_Task_.
Please set down the records below exactly as they appear.

____

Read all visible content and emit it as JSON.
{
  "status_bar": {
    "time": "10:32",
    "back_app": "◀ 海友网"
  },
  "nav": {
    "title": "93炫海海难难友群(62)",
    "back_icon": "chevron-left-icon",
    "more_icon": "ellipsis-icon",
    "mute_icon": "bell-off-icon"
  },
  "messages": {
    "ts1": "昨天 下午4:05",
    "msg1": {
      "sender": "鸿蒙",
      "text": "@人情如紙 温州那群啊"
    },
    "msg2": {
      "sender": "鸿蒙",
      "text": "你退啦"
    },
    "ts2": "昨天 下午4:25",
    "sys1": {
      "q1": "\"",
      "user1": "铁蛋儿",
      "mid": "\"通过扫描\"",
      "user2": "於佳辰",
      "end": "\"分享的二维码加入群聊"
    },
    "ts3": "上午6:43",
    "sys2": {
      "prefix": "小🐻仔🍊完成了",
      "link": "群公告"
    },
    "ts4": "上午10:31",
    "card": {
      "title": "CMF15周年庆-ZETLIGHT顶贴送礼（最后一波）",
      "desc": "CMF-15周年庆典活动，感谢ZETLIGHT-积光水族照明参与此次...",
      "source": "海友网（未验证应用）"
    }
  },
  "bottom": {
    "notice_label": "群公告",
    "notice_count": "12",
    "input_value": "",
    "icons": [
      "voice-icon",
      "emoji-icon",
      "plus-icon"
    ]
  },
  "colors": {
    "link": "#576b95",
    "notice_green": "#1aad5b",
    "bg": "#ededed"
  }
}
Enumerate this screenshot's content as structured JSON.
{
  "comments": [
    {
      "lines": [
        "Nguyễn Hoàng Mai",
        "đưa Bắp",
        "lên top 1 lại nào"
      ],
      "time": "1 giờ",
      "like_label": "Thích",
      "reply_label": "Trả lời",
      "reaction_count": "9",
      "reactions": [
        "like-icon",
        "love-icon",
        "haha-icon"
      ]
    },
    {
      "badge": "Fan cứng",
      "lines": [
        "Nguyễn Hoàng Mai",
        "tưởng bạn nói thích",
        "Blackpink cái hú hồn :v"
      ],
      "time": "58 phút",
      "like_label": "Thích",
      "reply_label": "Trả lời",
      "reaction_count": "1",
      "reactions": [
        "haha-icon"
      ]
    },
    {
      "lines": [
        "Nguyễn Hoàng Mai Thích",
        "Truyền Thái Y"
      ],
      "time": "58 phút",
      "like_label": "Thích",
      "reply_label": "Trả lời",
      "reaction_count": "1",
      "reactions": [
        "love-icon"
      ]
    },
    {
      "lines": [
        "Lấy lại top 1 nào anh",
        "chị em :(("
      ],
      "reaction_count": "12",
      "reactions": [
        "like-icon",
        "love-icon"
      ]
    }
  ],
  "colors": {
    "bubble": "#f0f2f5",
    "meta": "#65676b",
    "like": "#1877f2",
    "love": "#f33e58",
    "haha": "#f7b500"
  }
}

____

_Output below_.
Read all visible content and emit it as JSON.
{
  "status_bar": {
    "time": "10:32",
    "back_app": "◀ 海友网"
  },
  "nav": {
    "title": "93炫海海难难友群(62)",
    "back_icon": "chevron-left-icon",
    "more_icon": "ellipsis-icon",
    "mute_icon": "bell-off-icon"
  },
  "messages": {
    "ts1": "昨天 下午4:05",
    "msg1": {
      "sender": "鸿蒙",
      "text": "@人情如紙 温州那群啊"
    },
    "msg2": {
      "sender": "鸿蒙",
      "text": "你退啦"
    },
    "ts2": "昨天 下午4:25",
    "sys1": {
      "q1": "\"",
      "user1": "铁蛋儿",
      "mid": "\"通过扫描\"",
      "user2": "於佳辰",
      "end": "\"分享的二维码加入群聊"
    },
    "ts3": "上午6:43",
    "sys2": {
      "prefix": "小🐻仔🍊完成了",
      "link": "群公告"
    },
    "ts4": "上午10:31",
    "card": {
      "title": "CMF15周年庆-ZETLIGHT顶贴送礼（最后一波）",
      "desc": "CMF-15周年庆典活动，感谢ZETLIGHT-积光水族照明参与此次...",
      "source": "海友网（未验证应用）"
    }
  },
  "bottom": {
    "notice_label": "群公告",
    "notice_count": "12",
    "input_value": "",
    "icons": [
      "voice-icon",
      "emoji-icon",
      "plus-icon"
    ]
  },
  "colors": {
    "link": "#576b95",
    "notice_green": "#1aad5b",
    "bg": "#ededed"
  }
}
Enumerate this screenshot's content as structured JSON.
{
  "comments": [
    {
      "lines": [
        "Nguyễn Hoàng Mai",
        "đưa Bắp",
        "lên top 1 lại nào"
      ],
      "time": "1 giờ",
      "like_label": "Thích",
      "reply_label": "Trả lời",
      "reaction_count": "9",
      "reactions": [
        "like-icon",
        "love-icon",
        "haha-icon"
      ]
    },
    {
      "badge": "Fan cứng",
      "lines": [
        "Nguyễn Hoàng Mai",
        "tưởng bạn nói thích",
        "Blackpink cái hú hồn :v"
      ],
      "time": "58 phút",
      "like_label": "Thích",
      "reply_label": "Trả lời",
      "reaction_count": "1",
      "reactions": [
        "haha-icon"
      ]
    },
    {
      "lines": [
        "Nguyễn Hoàng Mai Thích",
        "Truyền Thái Y"
      ],
      "time": "58 phút",
      "like_label": "Thích",
      "reply_label": "Trả lời",
      "reaction_count": "1",
      "reactions": [
        "love-icon"
      ]
    },
    {
      "lines": [
        "Lấy lại top 1 nào anh",
        "chị em :(("
      ],
      "reaction_count": "12",
      "reactions": [
        "like-icon",
        "love-icon"
      ]
    }
  ],
  "colors": {
    "bubble": "#f0f2f5",
    "meta": "#65676b",
    "like": "#1877f2",
    "love": "#f33e58",
    "haha": "#f7b500"
  }
}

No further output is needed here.